Thomas Willis is regarded as the founder of modern clinical neuroscience and comparative neuroanatomy, and today he is mainly remembered for his description of the arterial circle that supplies blood to the brain and surrounding structures in reptiles, birds and mammals, including humans.

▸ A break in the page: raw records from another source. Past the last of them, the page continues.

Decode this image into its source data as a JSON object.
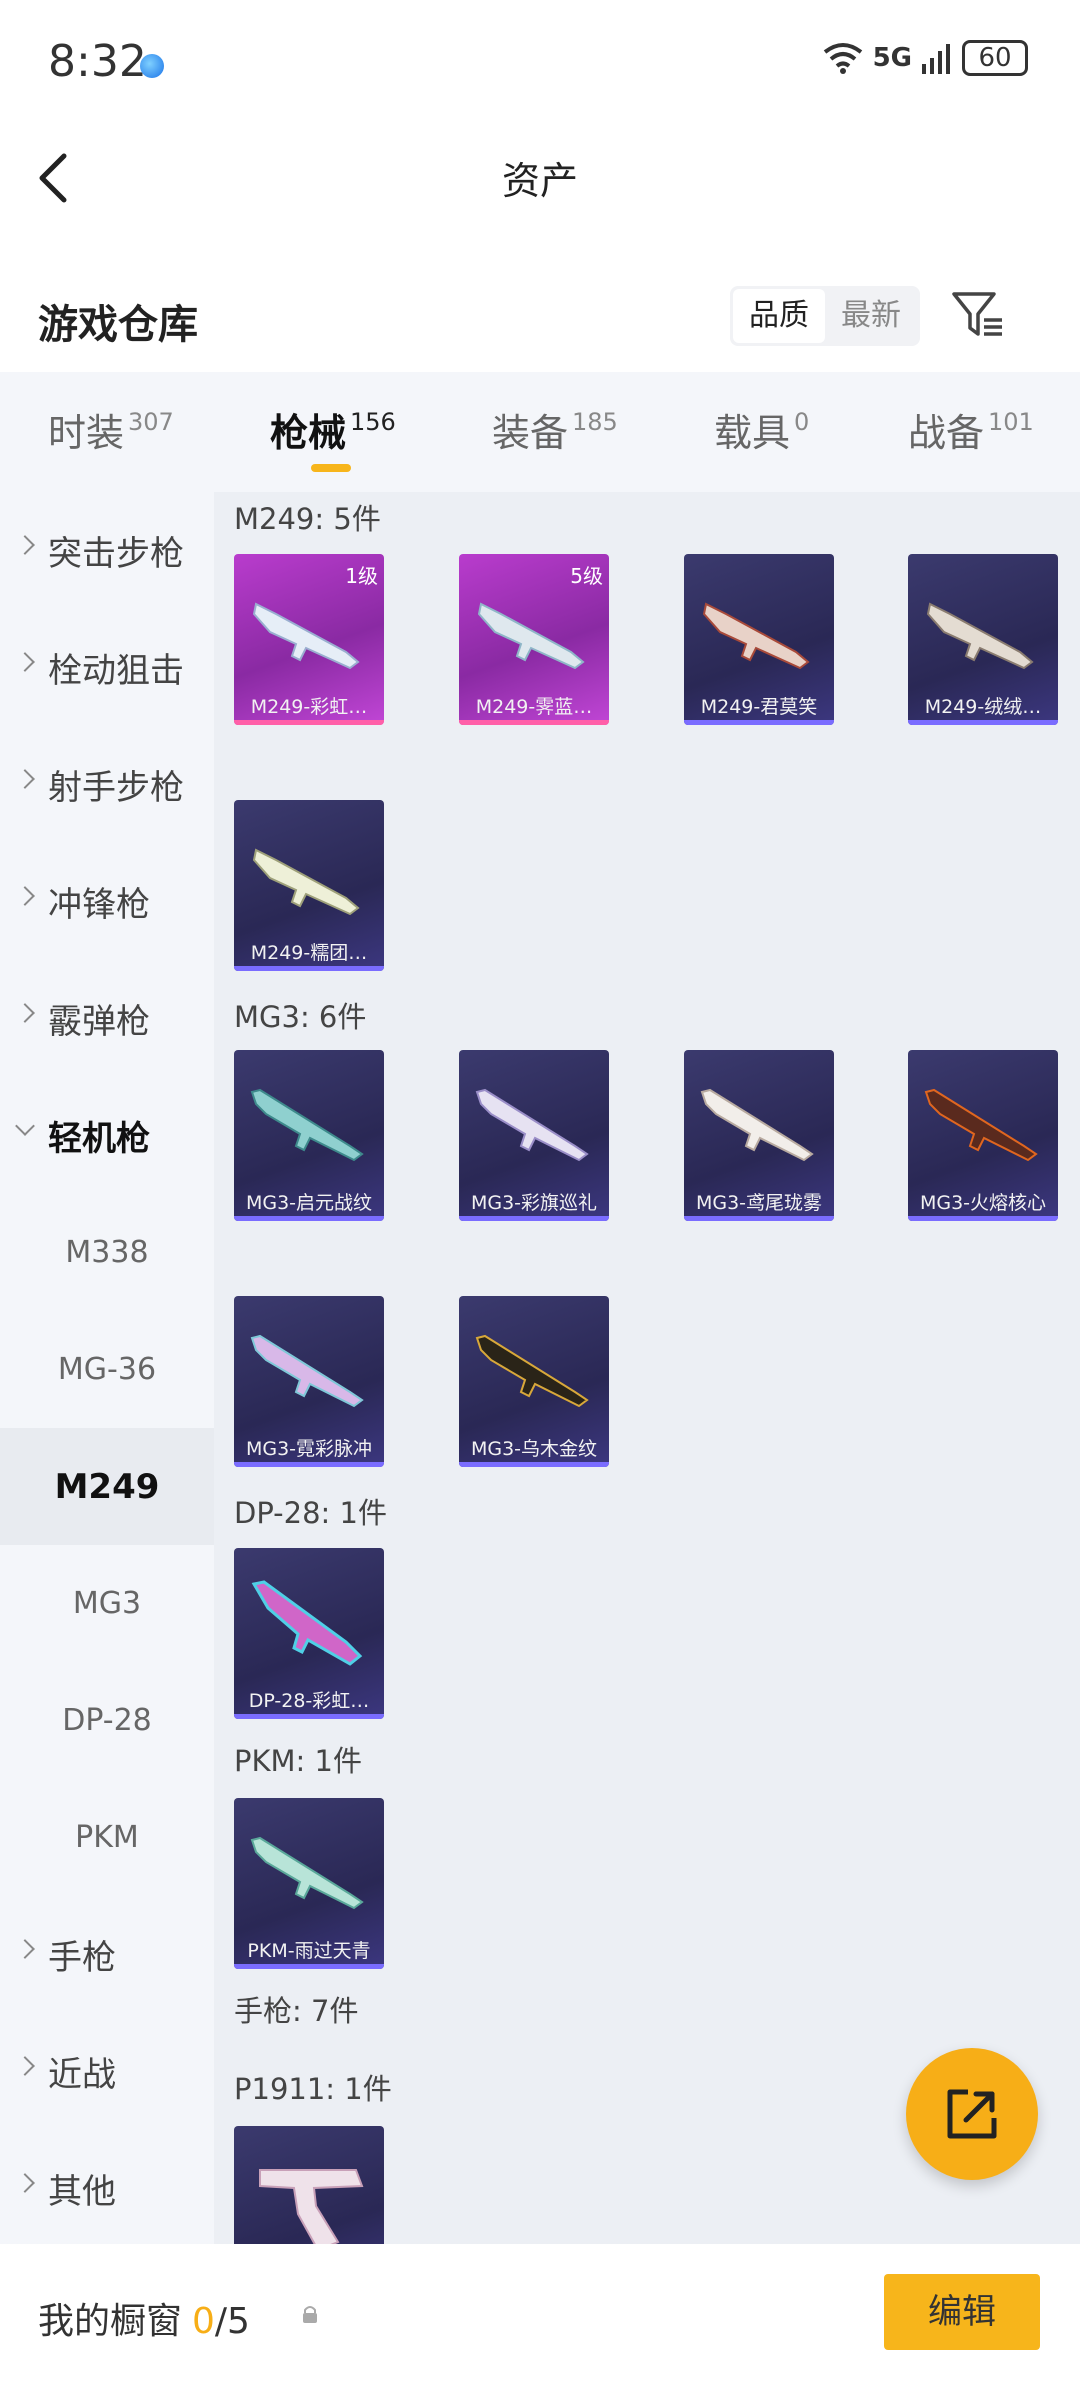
{
  "status_bar": {
    "time": "8:32",
    "network": "5G",
    "battery": "60"
  },
  "nav": {
    "title": "资产"
  },
  "header": {
    "title": "游戏仓库",
    "sort_options": [
      "品质",
      "最新"
    ],
    "sort_selected": "品质"
  },
  "tabs": [
    {
      "label": "时装",
      "count": "307"
    },
    {
      "label": "枪械",
      "count": "156"
    },
    {
      "label": "装备",
      "count": "185"
    },
    {
      "label": "载具",
      "count": "0"
    },
    {
      "label": "战备",
      "count": "101"
    }
  ],
  "active_tab": "枪械",
  "sidebar": {
    "categories": [
      "突击步枪",
      "栓动狙击",
      "射手步枪",
      "冲锋枪",
      "霰弹枪",
      "轻机枪",
      "手枪",
      "近战",
      "其他"
    ],
    "expanded": "轻机枪",
    "subitems": [
      "M338",
      "MG-36",
      "M249",
      "MG3",
      "DP-28",
      "PKM"
    ],
    "active_subitem": "M249"
  },
  "groups": [
    {
      "title": "M249: 5件",
      "items": [
        {
          "name": "M249-彩虹…",
          "level": "1级",
          "rarity": "pink"
        },
        {
          "name": "M249-霁蓝…",
          "level": "5级",
          "rarity": "pink"
        },
        {
          "name": "M249-君莫笑",
          "level": "",
          "rarity": "purple"
        },
        {
          "name": "M249-绒绒…",
          "level": "",
          "rarity": "purple"
        },
        {
          "name": "M249-糯团…",
          "level": "",
          "rarity": "purple"
        }
      ]
    },
    {
      "title": "MG3: 6件",
      "items": [
        {
          "name": "MG3-启元战纹",
          "level": "",
          "rarity": "purple"
        },
        {
          "name": "MG3-彩旗巡礼",
          "level": "",
          "rarity": "purple"
        },
        {
          "name": "MG3-鸢尾珑雾",
          "level": "",
          "rarity": "purple"
        },
        {
          "name": "MG3-火熔核心",
          "level": "",
          "rarity": "purple"
        },
        {
          "name": "MG3-霓彩脉冲",
          "level": "",
          "rarity": "purple"
        },
        {
          "name": "MG3-乌木金纹",
          "level": "",
          "rarity": "purple"
        }
      ]
    },
    {
      "title": "DP-28: 1件",
      "items": [
        {
          "name": "DP-28-彩虹…",
          "level": "",
          "rarity": "purple"
        }
      ]
    },
    {
      "title": "PKM: 1件",
      "items": [
        {
          "name": "PKM-雨过天青",
          "level": "",
          "rarity": "purple"
        }
      ]
    }
  ],
  "pistol_header": "手枪: 7件",
  "pistol_group": {
    "title": "P1911: 1件"
  },
  "bottom_bar": {
    "label": "我的橱窗",
    "current": "0",
    "total": "/5",
    "edit_label": "编辑"
  },
  "colors": {
    "accent": "#f7b51b",
    "card_purple": "#2a2855",
    "card_pink": "#b93ccd"
  }
}
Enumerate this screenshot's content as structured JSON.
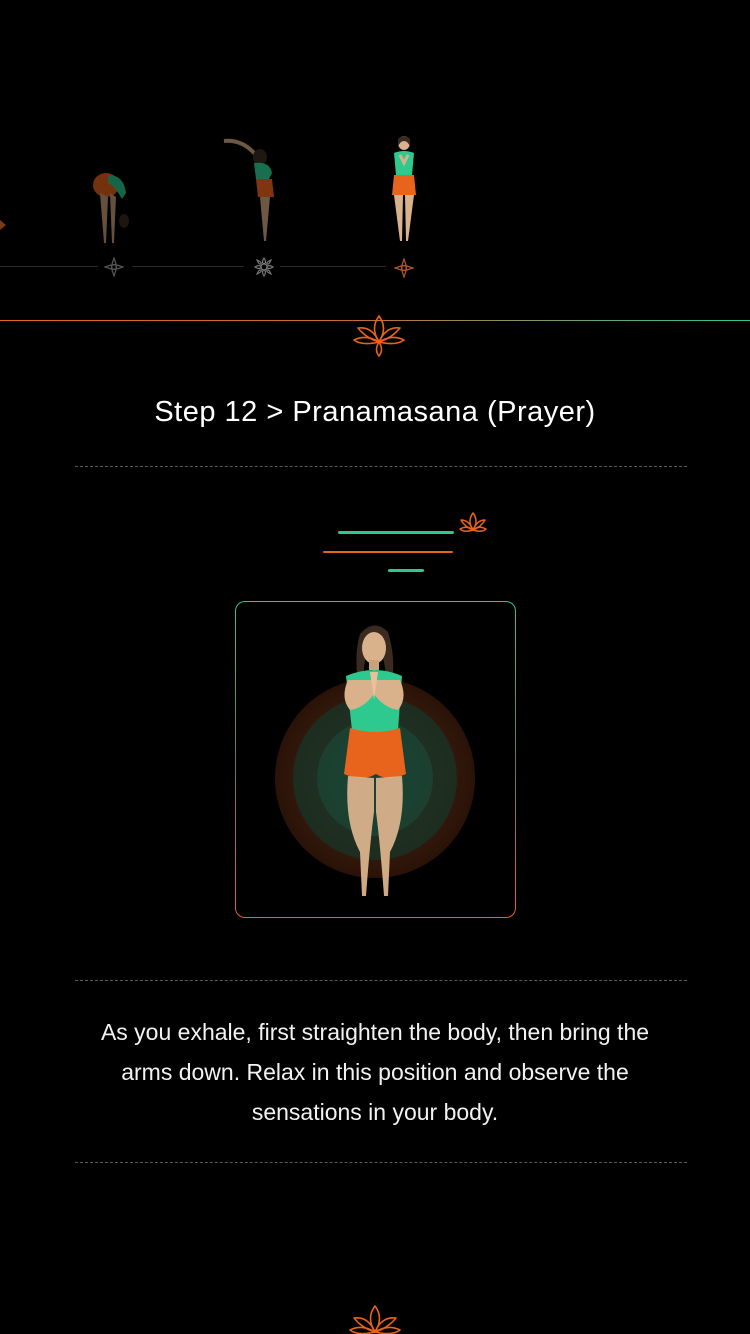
{
  "sequence": {
    "poses": [
      {
        "name": "standing-forward-bend"
      },
      {
        "name": "raised-arms"
      },
      {
        "name": "prayer"
      }
    ]
  },
  "step": {
    "title": "Step 12 > Pranamasana (Prayer)",
    "description": "As you exhale, first straighten the body, then bring the arms down. Relax in this position and observe the sensations in your body."
  },
  "colors": {
    "accent_orange": "#e8631c",
    "accent_green": "#2dc98e",
    "background": "#000000"
  },
  "icons": {
    "lotus": "lotus-icon",
    "step_marker": "flower-icon"
  }
}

While he never claimed that honour for himself, and indeed portions of the circle had already been described by others to some degree, Thomas Willis is recognised as the first to demonstrate the functional significance of the circle.
With the 400th anniversary of Willis's birth just two days away, Professor Zoltán Molnár invites Associate Professor of Neuroscience Chrystalina Antoniades from Oxford's Nuffield Department of Clinical Neurosciences to provide a description of the Circle of Willis, a term still widely used to describe the arterial circle in teaching and scientific papers today, for the modern age.
Chrystalina Antoniades in conversation with Zoltán Molnár: The Circle of Willis from DPAG Digital Media on Vimeo.
Later this week, to mark Willis's birthday itself on Wednesday 27 January, we will hear from renowned Willis expert and author of the soon to be published definitive bio-bibliography on Thomas Willis, Professor Alastair Compston.
FURTHER INFORMATION ON THOMAS WILLIS
Thomas Willis: 400th anniversary lecture by Zoltán Molnár at the NeurotechEU opening
Thomas Willis (1621-1675) 400th Anniversary Lecture, Anatomical Society Meeting 2021 - Zoltán Molnár
Molnár, Zoltán, "Thomas Willis (1621-1675), the Founder of Clinical Neuroscience", Nature Review Neuroscience 5:4 (2004), 329-35
Thomas Willis (1621 - 1675) Celebrating the 400th Anniversary of the Founder of Neurology online exhibition (see under current exhibitions, St John's College)